Facebook spent $2 billion in 2014 to acquire Oculus, maker of the Rift, a virtual reality handset—but with tepid sales and a bothersome legal battle, the social network may be questioning its decision.
Earlier this year a jury found that the Oculus was created with stolen computer code, honoring ZeniMax Media’s request for a court ordering blocking sales of the Rift.
It’s a tough spot for Facebook: even if the company can successfully appeal the decision, altering the Oculus software code to avoid the stolen tech would be “lengthy, burdensome, and costly,” according to the company.
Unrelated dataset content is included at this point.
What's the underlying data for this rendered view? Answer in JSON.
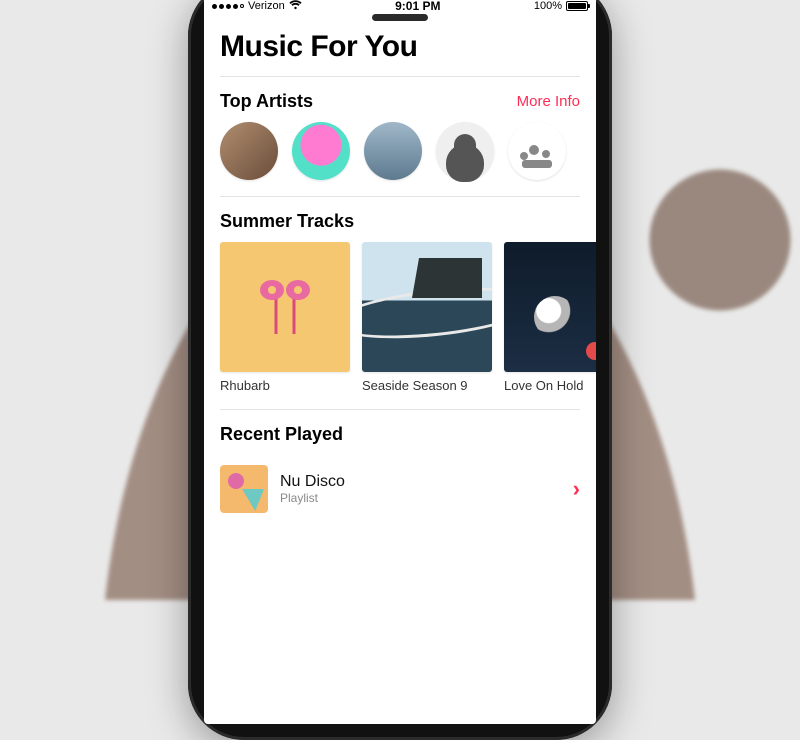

Instead, Facebook would rather pay out damages to ZeniMax to the tune of $50 million.
The battle over the code dates back to 2012, before Facebook acquired Oculus, when a programmer for ZeniMax helped develop a crude VR prototype on the side before joining the startup as chief technology officer.
The virtual and augmeneted reality hardware market could exceed $40 billion in sales in 2020, according to data from Bloomberg.